WHAT THE TASK ASKS
Below are the records; repeat them in full, exactly.

[Stored dataset items]
◇ ◇ ◇ ◇ ◇ ◇ ◇
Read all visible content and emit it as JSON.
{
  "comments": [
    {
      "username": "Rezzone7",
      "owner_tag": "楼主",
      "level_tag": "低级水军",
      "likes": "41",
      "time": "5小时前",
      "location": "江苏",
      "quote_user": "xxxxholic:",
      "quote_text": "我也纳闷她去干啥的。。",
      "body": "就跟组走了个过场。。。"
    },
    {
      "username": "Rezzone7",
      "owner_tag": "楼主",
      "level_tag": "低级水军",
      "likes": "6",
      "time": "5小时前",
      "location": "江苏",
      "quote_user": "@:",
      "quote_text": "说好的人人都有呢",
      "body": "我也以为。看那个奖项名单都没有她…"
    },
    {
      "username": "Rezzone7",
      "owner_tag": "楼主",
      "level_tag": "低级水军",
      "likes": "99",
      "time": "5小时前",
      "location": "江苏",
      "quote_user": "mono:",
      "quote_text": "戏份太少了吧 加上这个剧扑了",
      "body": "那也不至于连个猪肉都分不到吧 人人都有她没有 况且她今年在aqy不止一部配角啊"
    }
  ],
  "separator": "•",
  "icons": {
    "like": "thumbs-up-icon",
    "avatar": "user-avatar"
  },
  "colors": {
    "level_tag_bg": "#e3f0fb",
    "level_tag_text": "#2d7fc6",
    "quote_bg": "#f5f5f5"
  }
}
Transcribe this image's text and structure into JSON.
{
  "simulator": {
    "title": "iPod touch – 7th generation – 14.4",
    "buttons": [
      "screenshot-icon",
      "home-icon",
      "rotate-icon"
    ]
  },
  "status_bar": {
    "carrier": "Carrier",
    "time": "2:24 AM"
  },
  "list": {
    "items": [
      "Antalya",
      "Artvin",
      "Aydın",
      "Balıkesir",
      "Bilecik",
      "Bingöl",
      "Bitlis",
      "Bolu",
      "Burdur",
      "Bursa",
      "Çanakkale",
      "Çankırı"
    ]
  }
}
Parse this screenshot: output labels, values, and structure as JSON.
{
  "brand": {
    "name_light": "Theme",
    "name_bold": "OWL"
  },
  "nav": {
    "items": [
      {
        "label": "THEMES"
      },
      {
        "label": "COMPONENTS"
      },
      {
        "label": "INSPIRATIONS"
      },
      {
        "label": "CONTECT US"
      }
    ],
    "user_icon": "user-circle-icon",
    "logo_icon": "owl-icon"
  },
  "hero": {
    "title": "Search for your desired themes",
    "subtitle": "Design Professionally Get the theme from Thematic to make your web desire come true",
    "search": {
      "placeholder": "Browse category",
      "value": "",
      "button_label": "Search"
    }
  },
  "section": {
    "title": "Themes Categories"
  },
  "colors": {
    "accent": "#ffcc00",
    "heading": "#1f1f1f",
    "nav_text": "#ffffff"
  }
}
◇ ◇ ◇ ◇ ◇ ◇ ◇
RESULT OF THE TASK
Read all visible content and emit it as JSON.
{
  "comments": [
    {
      "username": "Rezzone7",
      "owner_tag": "楼主",
      "level_tag": "低级水军",
      "likes": "41",
      "time": "5小时前",
      "location": "江苏",
      "quote_user": "xxxxholic:",
      "quote_text": "我也纳闷她去干啥的。。",
      "body": "就跟组走了个过场。。。"
    },
    {
      "username": "Rezzone7",
      "owner_tag": "楼主",
      "level_tag": "低级水军",
      "likes": "6",
      "time": "5小时前",
      "location": "江苏",
      "quote_user": "@:",
      "quote_text": "说好的人人都有呢",
      "body": "我也以为。看那个奖项名单都没有她…"
    },
    {
      "username": "Rezzone7",
      "owner_tag": "楼主",
      "level_tag": "低级水军",
      "likes": "99",
      "time": "5小时前",
      "location": "江苏",
      "quote_user": "mono:",
      "quote_text": "戏份太少了吧 加上这个剧扑了",
      "body": "那也不至于连个猪肉都分不到吧 人人都有她没有 况且她今年在aqy不止一部配角啊"
    }
  ],
  "separator": "•",
  "icons": {
    "like": "thumbs-up-icon",
    "avatar": "user-avatar"
  },
  "colors": {
    "level_tag_bg": "#e3f0fb",
    "level_tag_text": "#2d7fc6",
    "quote_bg": "#f5f5f5"
  }
}
Transcribe this image's text and structure into JSON.
{
  "simulator": {
    "title": "iPod touch – 7th generation – 14.4",
    "buttons": [
      "screenshot-icon",
      "home-icon",
      "rotate-icon"
    ]
  },
  "status_bar": {
    "carrier": "Carrier",
    "time": "2:24 AM"
  },
  "list": {
    "items": [
      "Antalya",
      "Artvin",
      "Aydın",
      "Balıkesir",
      "Bilecik",
      "Bingöl",
      "Bitlis",
      "Bolu",
      "Burdur",
      "Bursa",
      "Çanakkale",
      "Çankırı"
    ]
  }
}
Parse this screenshot: output labels, values, and structure as JSON.
{
  "brand": {
    "name_light": "Theme",
    "name_bold": "OWL"
  },
  "nav": {
    "items": [
      {
        "label": "THEMES"
      },
      {
        "label": "COMPONENTS"
      },
      {
        "label": "INSPIRATIONS"
      },
      {
        "label": "CONTECT US"
      }
    ],
    "user_icon": "user-circle-icon",
    "logo_icon": "owl-icon"
  },
  "hero": {
    "title": "Search for your desired themes",
    "subtitle": "Design Professionally Get the theme from Thematic to make your web desire come true",
    "search": {
      "placeholder": "Browse category",
      "value": "",
      "button_label": "Search"
    }
  },
  "section": {
    "title": "Themes Categories"
  },
  "colors": {
    "accent": "#ffcc00",
    "heading": "#1f1f1f",
    "nav_text": "#ffffff"
  }
}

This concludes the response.